**THE DATA**.
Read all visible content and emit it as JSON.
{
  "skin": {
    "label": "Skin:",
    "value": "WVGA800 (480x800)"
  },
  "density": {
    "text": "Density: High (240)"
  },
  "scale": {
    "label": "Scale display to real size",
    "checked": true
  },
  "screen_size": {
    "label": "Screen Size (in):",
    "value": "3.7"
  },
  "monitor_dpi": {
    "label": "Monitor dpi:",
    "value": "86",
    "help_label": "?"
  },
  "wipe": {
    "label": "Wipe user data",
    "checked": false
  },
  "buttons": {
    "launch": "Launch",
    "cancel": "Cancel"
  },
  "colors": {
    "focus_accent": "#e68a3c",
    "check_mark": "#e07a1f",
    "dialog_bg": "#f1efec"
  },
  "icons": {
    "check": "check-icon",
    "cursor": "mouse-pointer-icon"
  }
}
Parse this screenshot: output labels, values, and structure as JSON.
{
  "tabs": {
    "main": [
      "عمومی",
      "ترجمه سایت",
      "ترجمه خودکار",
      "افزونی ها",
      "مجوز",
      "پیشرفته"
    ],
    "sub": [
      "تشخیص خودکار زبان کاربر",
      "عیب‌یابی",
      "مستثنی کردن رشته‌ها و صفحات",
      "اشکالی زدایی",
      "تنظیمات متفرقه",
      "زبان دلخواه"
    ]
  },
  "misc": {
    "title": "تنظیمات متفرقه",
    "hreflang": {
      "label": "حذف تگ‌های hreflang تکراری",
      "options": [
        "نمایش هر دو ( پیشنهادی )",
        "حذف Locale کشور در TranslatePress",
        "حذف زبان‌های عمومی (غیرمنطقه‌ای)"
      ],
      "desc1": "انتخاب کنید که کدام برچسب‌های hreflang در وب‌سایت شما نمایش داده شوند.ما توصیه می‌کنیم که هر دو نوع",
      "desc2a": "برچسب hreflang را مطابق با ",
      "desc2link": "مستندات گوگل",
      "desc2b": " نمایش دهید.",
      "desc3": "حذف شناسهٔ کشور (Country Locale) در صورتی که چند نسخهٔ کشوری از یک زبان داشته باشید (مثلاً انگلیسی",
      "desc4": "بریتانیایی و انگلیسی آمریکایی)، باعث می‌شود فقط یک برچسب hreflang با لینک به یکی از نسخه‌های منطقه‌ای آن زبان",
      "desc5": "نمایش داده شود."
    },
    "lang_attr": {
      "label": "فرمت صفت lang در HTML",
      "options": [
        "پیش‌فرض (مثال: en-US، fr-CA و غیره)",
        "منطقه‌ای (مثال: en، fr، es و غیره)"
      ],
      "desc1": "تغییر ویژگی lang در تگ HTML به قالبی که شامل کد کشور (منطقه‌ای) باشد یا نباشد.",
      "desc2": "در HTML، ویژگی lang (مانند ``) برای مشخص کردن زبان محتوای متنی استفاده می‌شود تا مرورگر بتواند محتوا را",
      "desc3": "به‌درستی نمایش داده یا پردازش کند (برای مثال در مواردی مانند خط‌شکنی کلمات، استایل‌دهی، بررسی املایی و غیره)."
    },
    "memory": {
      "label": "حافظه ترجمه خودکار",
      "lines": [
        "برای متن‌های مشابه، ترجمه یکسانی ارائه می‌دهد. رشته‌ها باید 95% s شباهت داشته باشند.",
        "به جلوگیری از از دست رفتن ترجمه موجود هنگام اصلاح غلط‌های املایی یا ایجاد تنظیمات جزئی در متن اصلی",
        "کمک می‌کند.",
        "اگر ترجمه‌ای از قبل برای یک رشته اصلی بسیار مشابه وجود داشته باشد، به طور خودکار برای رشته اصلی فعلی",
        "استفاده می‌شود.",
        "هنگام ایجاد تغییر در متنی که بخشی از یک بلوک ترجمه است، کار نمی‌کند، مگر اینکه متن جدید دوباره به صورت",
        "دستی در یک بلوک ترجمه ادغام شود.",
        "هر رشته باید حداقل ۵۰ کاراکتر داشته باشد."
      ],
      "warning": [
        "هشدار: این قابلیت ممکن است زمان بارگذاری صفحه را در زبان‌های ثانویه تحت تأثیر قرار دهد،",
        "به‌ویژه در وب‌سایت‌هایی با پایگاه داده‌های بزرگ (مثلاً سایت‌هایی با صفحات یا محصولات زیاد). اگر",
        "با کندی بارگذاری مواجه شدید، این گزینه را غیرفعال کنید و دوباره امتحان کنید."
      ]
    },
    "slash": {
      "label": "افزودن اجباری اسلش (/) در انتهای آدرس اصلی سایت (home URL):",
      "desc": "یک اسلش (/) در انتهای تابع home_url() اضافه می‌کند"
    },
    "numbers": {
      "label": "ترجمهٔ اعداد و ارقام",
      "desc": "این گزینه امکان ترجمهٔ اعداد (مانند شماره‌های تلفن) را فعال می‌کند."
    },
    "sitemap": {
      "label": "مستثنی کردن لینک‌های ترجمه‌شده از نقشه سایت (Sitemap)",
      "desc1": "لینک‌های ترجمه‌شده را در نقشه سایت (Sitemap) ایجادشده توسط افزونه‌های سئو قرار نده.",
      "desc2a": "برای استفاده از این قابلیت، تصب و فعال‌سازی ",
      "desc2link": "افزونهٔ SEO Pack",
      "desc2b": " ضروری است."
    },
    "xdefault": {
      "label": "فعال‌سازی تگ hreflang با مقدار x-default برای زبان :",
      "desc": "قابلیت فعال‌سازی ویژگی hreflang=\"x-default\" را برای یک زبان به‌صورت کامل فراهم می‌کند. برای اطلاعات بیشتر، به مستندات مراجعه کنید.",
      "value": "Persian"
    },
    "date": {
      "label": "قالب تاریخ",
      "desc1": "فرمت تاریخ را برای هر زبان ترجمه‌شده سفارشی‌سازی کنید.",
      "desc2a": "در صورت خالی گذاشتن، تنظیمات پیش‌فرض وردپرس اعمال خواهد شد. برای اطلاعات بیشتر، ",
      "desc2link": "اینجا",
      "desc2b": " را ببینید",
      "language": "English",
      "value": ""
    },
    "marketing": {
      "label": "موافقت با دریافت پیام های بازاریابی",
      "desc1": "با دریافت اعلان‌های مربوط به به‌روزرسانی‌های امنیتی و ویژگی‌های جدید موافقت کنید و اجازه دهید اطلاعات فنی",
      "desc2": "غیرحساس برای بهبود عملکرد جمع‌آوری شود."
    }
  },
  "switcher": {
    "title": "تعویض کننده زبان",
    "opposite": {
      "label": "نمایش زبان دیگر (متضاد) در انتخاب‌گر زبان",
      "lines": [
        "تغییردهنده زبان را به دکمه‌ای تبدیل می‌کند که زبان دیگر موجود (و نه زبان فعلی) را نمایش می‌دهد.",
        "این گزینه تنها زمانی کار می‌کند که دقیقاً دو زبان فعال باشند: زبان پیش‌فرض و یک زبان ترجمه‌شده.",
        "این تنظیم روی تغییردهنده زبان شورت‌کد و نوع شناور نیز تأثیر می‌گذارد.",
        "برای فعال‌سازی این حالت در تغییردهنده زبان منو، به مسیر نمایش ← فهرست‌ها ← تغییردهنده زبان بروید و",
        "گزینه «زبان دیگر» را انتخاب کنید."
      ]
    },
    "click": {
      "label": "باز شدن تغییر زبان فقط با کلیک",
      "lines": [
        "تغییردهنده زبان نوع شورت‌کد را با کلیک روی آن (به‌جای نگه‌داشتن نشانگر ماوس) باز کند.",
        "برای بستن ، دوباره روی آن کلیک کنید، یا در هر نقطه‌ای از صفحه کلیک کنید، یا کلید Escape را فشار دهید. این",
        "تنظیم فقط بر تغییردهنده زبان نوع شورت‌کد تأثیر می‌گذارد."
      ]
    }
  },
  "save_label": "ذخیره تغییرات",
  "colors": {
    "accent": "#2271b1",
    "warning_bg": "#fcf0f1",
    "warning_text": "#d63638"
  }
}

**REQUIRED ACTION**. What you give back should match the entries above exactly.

**EXERCISE RESPONSE**.
Read all visible content and emit it as JSON.
{
  "skin": {
    "label": "Skin:",
    "value": "WVGA800 (480x800)"
  },
  "density": {
    "text": "Density: High (240)"
  },
  "scale": {
    "label": "Scale display to real size",
    "checked": true
  },
  "screen_size": {
    "label": "Screen Size (in):",
    "value": "3.7"
  },
  "monitor_dpi": {
    "label": "Monitor dpi:",
    "value": "86",
    "help_label": "?"
  },
  "wipe": {
    "label": "Wipe user data",
    "checked": false
  },
  "buttons": {
    "launch": "Launch",
    "cancel": "Cancel"
  },
  "colors": {
    "focus_accent": "#e68a3c",
    "check_mark": "#e07a1f",
    "dialog_bg": "#f1efec"
  },
  "icons": {
    "check": "check-icon",
    "cursor": "mouse-pointer-icon"
  }
}
Parse this screenshot: output labels, values, and structure as JSON.
{
  "tabs": {
    "main": [
      "عمومی",
      "ترجمه سایت",
      "ترجمه خودکار",
      "افزونی ها",
      "مجوز",
      "پیشرفته"
    ],
    "sub": [
      "تشخیص خودکار زبان کاربر",
      "عیب‌یابی",
      "مستثنی کردن رشته‌ها و صفحات",
      "اشکالی زدایی",
      "تنظیمات متفرقه",
      "زبان دلخواه"
    ]
  },
  "misc": {
    "title": "تنظیمات متفرقه",
    "hreflang": {
      "label": "حذف تگ‌های hreflang تکراری",
      "options": [
        "نمایش هر دو ( پیشنهادی )",
        "حذف Locale کشور در TranslatePress",
        "حذف زبان‌های عمومی (غیرمنطقه‌ای)"
      ],
      "desc1": "انتخاب کنید که کدام برچسب‌های hreflang در وب‌سایت شما نمایش داده شوند.ما توصیه می‌کنیم که هر دو نوع",
      "desc2a": "برچسب hreflang را مطابق با ",
      "desc2link": "مستندات گوگل",
      "desc2b": " نمایش دهید.",
      "desc3": "حذف شناسهٔ کشور (Country Locale) در صورتی که چند نسخهٔ کشوری از یک زبان داشته باشید (مثلاً انگلیسی",
      "desc4": "بریتانیایی و انگلیسی آمریکایی)، باعث می‌شود فقط یک برچسب hreflang با لینک به یکی از نسخه‌های منطقه‌ای آن زبان",
      "desc5": "نمایش داده شود."
    },
    "lang_attr": {
      "label": "فرمت صفت lang در HTML",
      "options": [
        "پیش‌فرض (مثال: en-US، fr-CA و غیره)",
        "منطقه‌ای (مثال: en، fr، es و غیره)"
      ],
      "desc1": "تغییر ویژگی lang در تگ HTML به قالبی که شامل کد کشور (منطقه‌ای) باشد یا نباشد.",
      "desc2": "در HTML، ویژگی lang (مانند ``) برای مشخص کردن زبان محتوای متنی استفاده می‌شود تا مرورگر بتواند محتوا را",
      "desc3": "به‌درستی نمایش داده یا پردازش کند (برای مثال در مواردی مانند خط‌شکنی کلمات، استایل‌دهی، بررسی املایی و غیره)."
    },
    "memory": {
      "label": "حافظه ترجمه خودکار",
      "lines": [
        "برای متن‌های مشابه، ترجمه یکسانی ارائه می‌دهد. رشته‌ها باید 95% s شباهت داشته باشند.",
        "به جلوگیری از از دست رفتن ترجمه موجود هنگام اصلاح غلط‌های املایی یا ایجاد تنظیمات جزئی در متن اصلی",
        "کمک می‌کند.",
        "اگر ترجمه‌ای از قبل برای یک رشته اصلی بسیار مشابه وجود داشته باشد، به طور خودکار برای رشته اصلی فعلی",
        "استفاده می‌شود.",
        "هنگام ایجاد تغییر در متنی که بخشی از یک بلوک ترجمه است، کار نمی‌کند، مگر اینکه متن جدید دوباره به صورت",
        "دستی در یک بلوک ترجمه ادغام شود.",
        "هر رشته باید حداقل ۵۰ کاراکتر داشته باشد."
      ],
      "warning": [
        "هشدار: این قابلیت ممکن است زمان بارگذاری صفحه را در زبان‌های ثانویه تحت تأثیر قرار دهد،",
        "به‌ویژه در وب‌سایت‌هایی با پایگاه داده‌های بزرگ (مثلاً سایت‌هایی با صفحات یا محصولات زیاد). اگر",
        "با کندی بارگذاری مواجه شدید، این گزینه را غیرفعال کنید و دوباره امتحان کنید."
      ]
    },
    "slash": {
      "label": "افزودن اجباری اسلش (/) در انتهای آدرس اصلی سایت (home URL):",
      "desc": "یک اسلش (/) در انتهای تابع home_url() اضافه می‌کند"
    },
    "numbers": {
      "label": "ترجمهٔ اعداد و ارقام",
      "desc": "این گزینه امکان ترجمهٔ اعداد (مانند شماره‌های تلفن) را فعال می‌کند."
    },
    "sitemap": {
      "label": "مستثنی کردن لینک‌های ترجمه‌شده از نقشه سایت (Sitemap)",
      "desc1": "لینک‌های ترجمه‌شده را در نقشه سایت (Sitemap) ایجادشده توسط افزونه‌های سئو قرار نده.",
      "desc2a": "برای استفاده از این قابلیت، تصب و فعال‌سازی ",
      "desc2link": "افزونهٔ SEO Pack",
      "desc2b": " ضروری است."
    },
    "xdefault": {
      "label": "فعال‌سازی تگ hreflang با مقدار x-default برای زبان :",
      "desc": "قابلیت فعال‌سازی ویژگی hreflang=\"x-default\" را برای یک زبان به‌صورت کامل فراهم می‌کند. برای اطلاعات بیشتر، به مستندات مراجعه کنید.",
      "value": "Persian"
    },
    "date": {
      "label": "قالب تاریخ",
      "desc1": "فرمت تاریخ را برای هر زبان ترجمه‌شده سفارشی‌سازی کنید.",
      "desc2a": "در صورت خالی گذاشتن، تنظیمات پیش‌فرض وردپرس اعمال خواهد شد. برای اطلاعات بیشتر، ",
      "desc2link": "اینجا",
      "desc2b": " را ببینید",
      "language": "English",
      "value": ""
    },
    "marketing": {
      "label": "موافقت با دریافت پیام های بازاریابی",
      "desc1": "با دریافت اعلان‌های مربوط به به‌روزرسانی‌های امنیتی و ویژگی‌های جدید موافقت کنید و اجازه دهید اطلاعات فنی",
      "desc2": "غیرحساس برای بهبود عملکرد جمع‌آوری شود."
    }
  },
  "switcher": {
    "title": "تعویض کننده زبان",
    "opposite": {
      "label": "نمایش زبان دیگر (متضاد) در انتخاب‌گر زبان",
      "lines": [
        "تغییردهنده زبان را به دکمه‌ای تبدیل می‌کند که زبان دیگر موجود (و نه زبان فعلی) را نمایش می‌دهد.",
        "این گزینه تنها زمانی کار می‌کند که دقیقاً دو زبان فعال باشند: زبان پیش‌فرض و یک زبان ترجمه‌شده.",
        "این تنظیم روی تغییردهنده زبان شورت‌کد و نوع شناور نیز تأثیر می‌گذارد.",
        "برای فعال‌سازی این حالت در تغییردهنده زبان منو، به مسیر نمایش ← فهرست‌ها ← تغییردهنده زبان بروید و",
        "گزینه «زبان دیگر» را انتخاب کنید."
      ]
    },
    "click": {
      "label": "باز شدن تغییر زبان فقط با کلیک",
      "lines": [
        "تغییردهنده زبان نوع شورت‌کد را با کلیک روی آن (به‌جای نگه‌داشتن نشانگر ماوس) باز کند.",
        "برای بستن ، دوباره روی آن کلیک کنید، یا در هر نقطه‌ای از صفحه کلیک کنید، یا کلید Escape را فشار دهید. این",
        "تنظیم فقط بر تغییردهنده زبان نوع شورت‌کد تأثیر می‌گذارد."
      ]
    }
  },
  "save_label": "ذخیره تغییرات",
  "colors": {
    "accent": "#2271b1",
    "warning_bg": "#fcf0f1",
    "warning_text": "#d63638"
  }
}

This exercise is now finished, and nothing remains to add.